 Grace easing up the arete in style.
 Jesse exploring unknown territory.
Eating lunch and letting Rowan sleep. the dogs and good friends made it a great day!
Get outside and have an adventure

piz : )

Another Day on the Project

 Brian getting after it on the warm up. He is leading again after destroying both ankles a few years ago. It's good to have him back and building up that pain threshold in his feet.
 Brian on the latter half of the warm up splitter.
 Brian giving the project a go on top rope. Final verdict, it is HARD!
 Me, giving an attentive belay and mentally preparing for another burn.
 After we could not pull anymore on the cracks, we found some new areas to play on. I think this will be my new bouldering spot. Steep and just enough holds to make it go! Yeah it's a little tall, but what are pads and spotters for? Brian is about  6 ft tall for scale!
Yeah like we had to be told that we could get naked here. Sorry it is tipped over but the computer is acting funny.
Get outside and have an adventure

piz : )

April 3, 2012

RRR Recap

Why attend the Red Rock Rendezvous in 2013?
I, Rob Pizem, had the wonderful opportunity to teach two clinics and be auctioned off by the American Alpine Club at this year’s RRR. Along with meeting great people, enjoying the sunny and sometimes windy Nevada weather and getting to go rock climbing I just wanted to let everyone know why the event kicks butt. Next year is the 10th annual and I know that it will be a special and amazing time for everyone involved. Special thanks to SCARPA for sending me to represent them at this event. As usual, it was an honor.
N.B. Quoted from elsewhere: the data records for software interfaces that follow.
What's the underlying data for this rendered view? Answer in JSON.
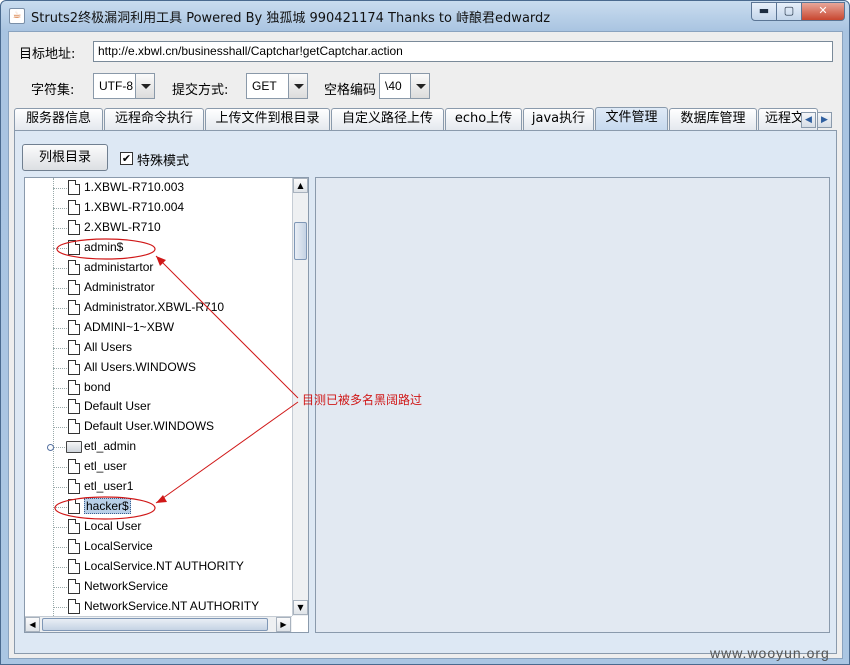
{
  "window": {
    "title": "Struts2终极漏洞利用工具   Powered By 独孤城 990421174 Thanks to 峙酿君edwardz",
    "min_glyph": "▬",
    "max_glyph": "▢",
    "close_glyph": "✕"
  },
  "target": {
    "label": "目标地址:",
    "url": "http://e.xbwl.cn/businesshall/Captchar!getCaptchar.action"
  },
  "options": {
    "charset_label": "字符集:",
    "charset_value": "UTF-8",
    "method_label": "提交方式:",
    "method_value": "GET",
    "space_label": "空格编码",
    "space_value": "\\40"
  },
  "tabs": [
    {
      "label": "服务器信息"
    },
    {
      "label": "远程命令执行"
    },
    {
      "label": "上传文件到根目录"
    },
    {
      "label": "自定义路径上传"
    },
    {
      "label": "echo上传"
    },
    {
      "label": "java执行"
    },
    {
      "label": "文件管理"
    },
    {
      "label": "数据库管理"
    },
    {
      "label": "远程文..."
    }
  ],
  "active_tab": "文件管理",
  "file_manager": {
    "list_root_label": "列根目录",
    "special_mode_label": "特殊模式",
    "special_mode_checked": "✔",
    "tree": [
      {
        "name": "1.XBWL-R710.003",
        "type": "file"
      },
      {
        "name": "1.XBWL-R710.004",
        "type": "file"
      },
      {
        "name": "2.XBWL-R710",
        "type": "file"
      },
      {
        "name": "admin$",
        "type": "file"
      },
      {
        "name": "administartor",
        "type": "file"
      },
      {
        "name": "Administrator",
        "type": "file"
      },
      {
        "name": "Administrator.XBWL-R710",
        "type": "file"
      },
      {
        "name": "ADMINI~1~XBW",
        "type": "file"
      },
      {
        "name": "All Users",
        "type": "file"
      },
      {
        "name": "All Users.WINDOWS",
        "type": "file"
      },
      {
        "name": "bond",
        "type": "file"
      },
      {
        "name": "Default User",
        "type": "file"
      },
      {
        "name": "Default User.WINDOWS",
        "type": "file"
      },
      {
        "name": "etl_admin",
        "type": "folder"
      },
      {
        "name": "etl_user",
        "type": "file"
      },
      {
        "name": "etl_user1",
        "type": "file"
      },
      {
        "name": "hacker$",
        "type": "file",
        "selected": true
      },
      {
        "name": "Local User",
        "type": "file"
      },
      {
        "name": "LocalService",
        "type": "file"
      },
      {
        "name": "LocalService.NT AUTHORITY",
        "type": "file"
      },
      {
        "name": "NetworkService",
        "type": "file"
      },
      {
        "name": "NetworkService.NT AUTHORITY",
        "type": "file"
      }
    ]
  },
  "annotation": {
    "text": "目测已被多名黑阔路过",
    "color": "#d01818"
  },
  "watermark": "www.wooyun.org"
}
                This climbing festival is well planned and organized. With over 1000 people participating in clinics and no hiccups, this event runs smooth. Thanks to Paul Fish for having a great team of planners and a super team of volunteers to make the activities happen without a hitch.
                When I arrived I was able to sign in, find restrooms, camping and clinic locations without even having to sweat it. I had never been to the event and I immediately felt at home. There was a covered stage, rows of vendors and games, large tents, slack lines, green grass,  and caterers taking care of business all weekend. All clinics had clearly marked busses taking participants and instructors to and from their assigned locations.

                The RRR had plenty of things for folks to do including clinics from using GPS, biking, falling, leading, bigwalling, and bouldering. Pros were there to share insight and tips that will help everyone better enjoy their days outside. Other than the clinics, there are plenty of events during the evening and tons of free gear that is giving away. Finally, the psyche from all the participants which came from all over the US and even the world was contagious.

                You can literally get a clinic with a pro on just about any topic that you would want to learn more about in climbing.

Get out and climb!

 The traveling boy.
 Jane and Ben at Calico Basin.
 Ben, Rowan and I heading to find some boulders.
 Ben and the dyno with the Cassin crashpad keeping him safe.
 Mercedes and I at the SCARPA booth.
 The Festival
 My clients on saturday.
 My clients on sunday.
A super fan, Jared who spotted me in the parking lot! Thanks man for the props and thank you for coming out to the festival.

piz : )